The digital engineering behind a well constructed web site shares this ethos of quality over flashy, and questionable fashions (Yes, “parallax scrolling”, I’m looking at you!). The web framework might not be on show, but you can be assured that a well constructed digital framework will shine for years to come.

But quartz watches keep better time, don’t they?
They certainly do until the battery goes flat, or the strap breaks and get lost, or until the plastic face becomes so scratched you can’t read it anymore, or when bits start to fall off, or a button stops working, or the waterproofing fails.

They will degrade over time and very little can be done to return them to their former glory. It’s a built-in obsolescence that comes as part of the value trade that exists in the lower echelons of the market.

The digital agency market is a fluid place, companies come and go as unsustainable growth turns into, erm, unsustainable growth. Just a handful of digital agencies around at the turn of the century are still around, in fact less than 10% of agencies make it to their 10th birthday.
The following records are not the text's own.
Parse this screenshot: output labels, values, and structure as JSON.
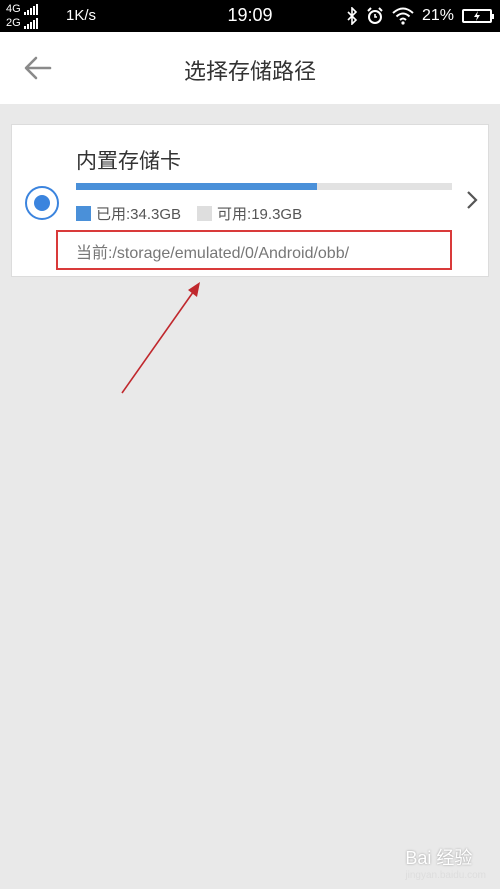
{
  "status_bar": {
    "net1": "4G",
    "net2": "2G",
    "speed": "1K/s",
    "time": "19:09",
    "battery": "21%"
  },
  "header": {
    "title": "选择存储路径",
    "back_icon": "back-arrow-icon"
  },
  "storage": {
    "name": "内置存储卡",
    "used_label": "已用:34.3GB",
    "free_label": "可用:19.3GB",
    "used_fraction": 0.64,
    "current_path": "当前:/storage/emulated/0/Android/obb/",
    "selected": true
  },
  "watermark": {
    "brand": "Bai 经验",
    "url": "jingyan.baidu.com"
  },
  "colors": {
    "accent": "#4a90d9",
    "highlight": "#d93a3a"
  }
}
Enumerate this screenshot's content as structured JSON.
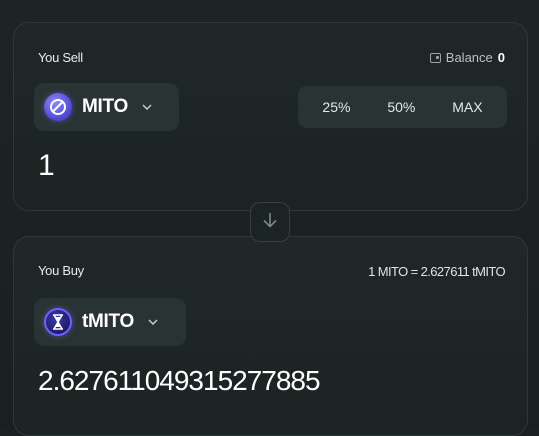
{
  "sell": {
    "label": "You Sell",
    "balance_label": "Balance",
    "balance_value": "0",
    "token": {
      "symbol": "MITO",
      "icon": "mito-token-icon"
    },
    "percent_options": [
      "25%",
      "50%",
      "MAX"
    ],
    "amount": "1"
  },
  "swap": {
    "icon": "arrow-down-icon"
  },
  "buy": {
    "label": "You Buy",
    "rate": "1 MITO = 2.627611 tMITO",
    "token": {
      "symbol": "tMITO",
      "icon": "tmito-token-icon"
    },
    "amount": "2.627611049315277885"
  },
  "colors": {
    "background": "#1b2222",
    "panel": "#1f2727",
    "button": "#2a3333",
    "accent": "#5b56f0"
  }
}
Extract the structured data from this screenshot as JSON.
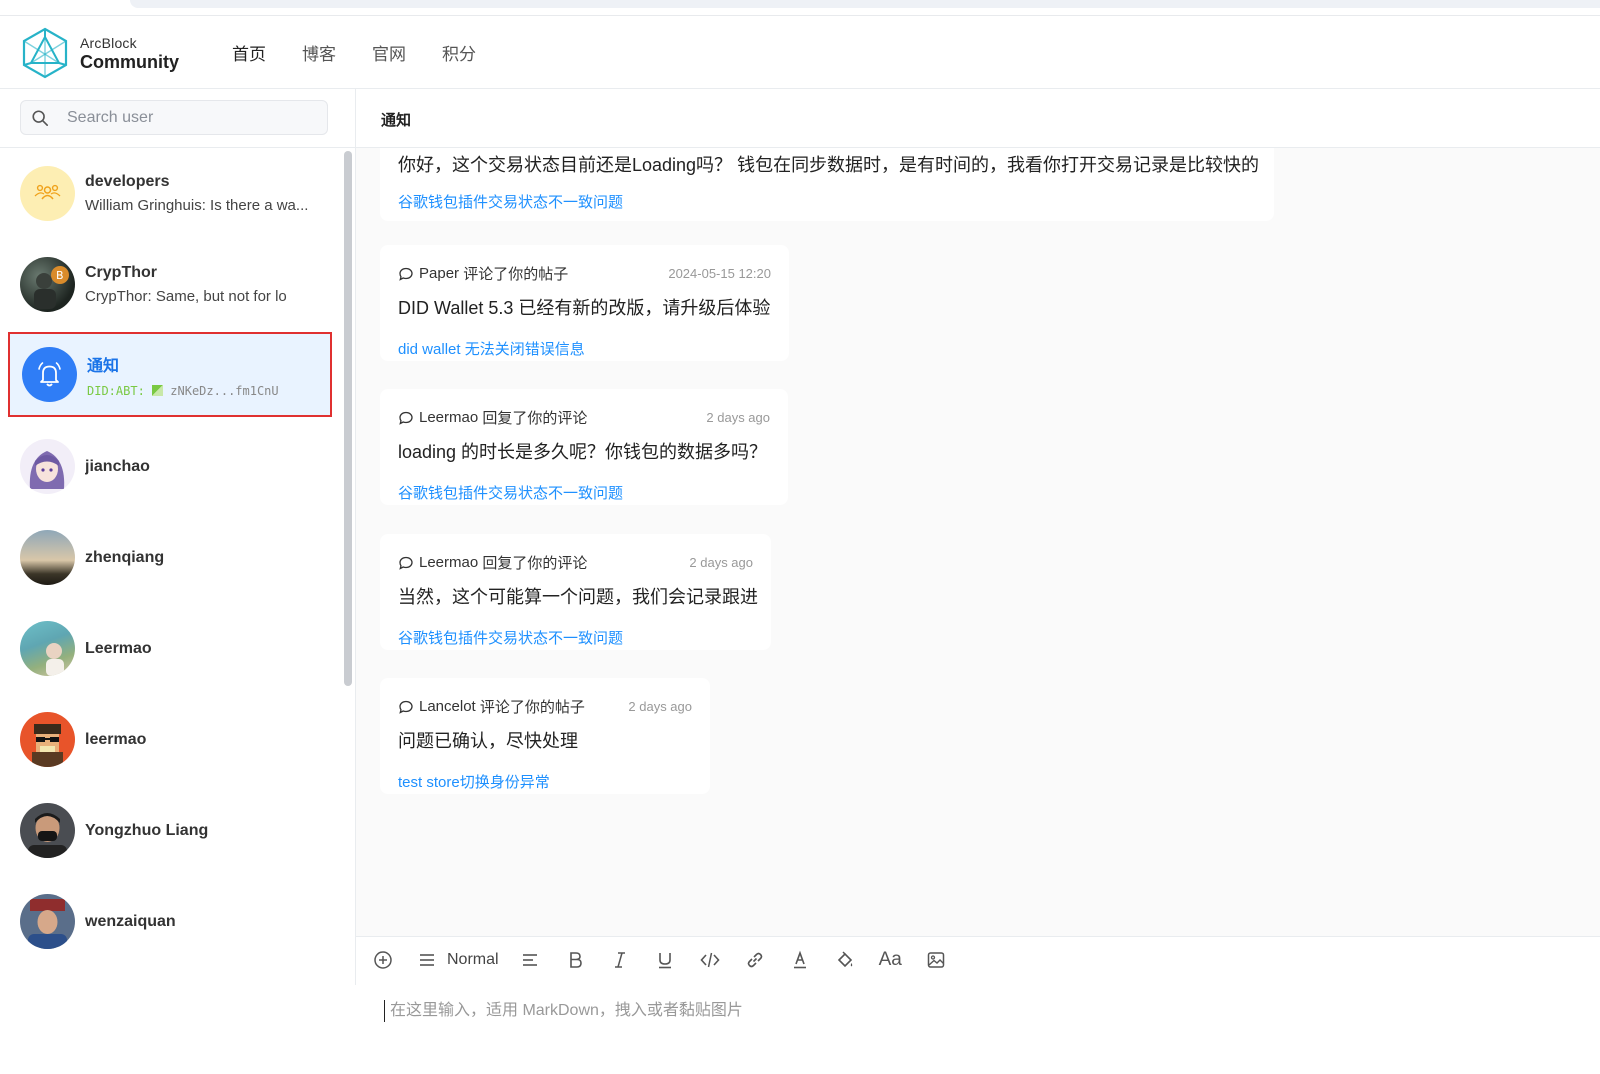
{
  "brand": {
    "line1": "ArcBlock",
    "line2": "Community",
    "accent": "#27b3c8"
  },
  "nav": [
    {
      "label": "首页"
    },
    {
      "label": "博客"
    },
    {
      "label": "官网"
    },
    {
      "label": "积分"
    }
  ],
  "search": {
    "placeholder": "Search user",
    "icon": "search-icon"
  },
  "users": [
    {
      "name": "developers",
      "preview": "William Gringhuis: Is there a wa..."
    },
    {
      "name": "CrypThor",
      "preview": "CrypThor: Same, but not for lo"
    },
    {
      "name": "通知",
      "did_prefix": "DID:ABT:",
      "did_value": "zNKeDz...fm1CnU",
      "selected": true
    },
    {
      "name": "jianchao"
    },
    {
      "name": "zhenqiang"
    },
    {
      "name": "Leermao"
    },
    {
      "name": "leermao"
    },
    {
      "name": "Yongzhuo Liang"
    },
    {
      "name": "wenzaiquan"
    }
  ],
  "main": {
    "title": "通知",
    "notifications": [
      {
        "body": "你好，这个交易状态目前还是Loading吗？ 钱包在同步数据时，是有时间的，我看你打开交易记录是比较快的",
        "link": "谷歌钱包插件交易状态不一致问题"
      },
      {
        "actor": "Paper",
        "action": "评论了你的帖子",
        "time": "2024-05-15 12:20",
        "body": "DID Wallet 5.3 已经有新的改版，请升级后体验",
        "link": "did wallet 无法关闭错误信息"
      },
      {
        "actor": "Leermao",
        "action": "回复了你的评论",
        "time": "2 days ago",
        "body": "loading 的时长是多久呢？你钱包的数据多吗？",
        "link": "谷歌钱包插件交易状态不一致问题"
      },
      {
        "actor": "Leermao",
        "action": "回复了你的评论",
        "time": "2 days ago",
        "body": "当然，这个可能算一个问题，我们会记录跟进",
        "link": "谷歌钱包插件交易状态不一致问题"
      },
      {
        "actor": "Lancelot",
        "action": "评论了你的帖子",
        "time": "2 days ago",
        "body": "问题已确认，尽快处理",
        "link": "test store切换身份异常"
      }
    ]
  },
  "editor": {
    "format_label": "Normal",
    "placeholder": "在这里输入，适用 MarkDown，拽入或者黏贴图片",
    "font_glyph": "Aa"
  },
  "colors": {
    "link": "#1e90ff",
    "selected_bg": "#e9f3ff",
    "highlight_border": "#e03030",
    "notify_avatar": "#2f7df6"
  }
}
The disposable culture that exists at the lower end of the agency marketplace applies not just to the “off the peg” output but to the producers themselves.

The whole is greater than the sum of the parts
The raw materials that go into building a watch are relatively cheap. A couple of ounces of stainless steel, a few semi-precious jewels as bearings, maybe a 10 inch length of leather.

The real cost is in the manufacture, the combination of automated and manual assembly, the finishing, the configuring and optimising. The loving care that goes into final production. Design, packaging, R&D and marketing are also costs and usually exceed the raw materials. Finding, training and retaining the artisans required to create timepieces is expensive and takes years, if not decades.

The digital world is constructed from virtual building blocks, these blocks are often open source (let’s call that free for the moment), or low cost – but built with care and a craftmans eye with decades of experience, the total cost far exceeds the cost of the component parts.

Besides, a box of components, watch or web, serves no useful purpose and has no value whatsoever – it how you design, engineer and assemble them that defines their use and hence real value.

Finally, a well engineered web-site reflects well on your brand in much the same way as most folks appreciate a well engineered watch with one major difference. A posh watch might not make your business any money but a well made web site well do – and often those small differences is what sets your business apart from the cheaper and disposable competition.

By Martin Dower
CEO, Connected, Est 1996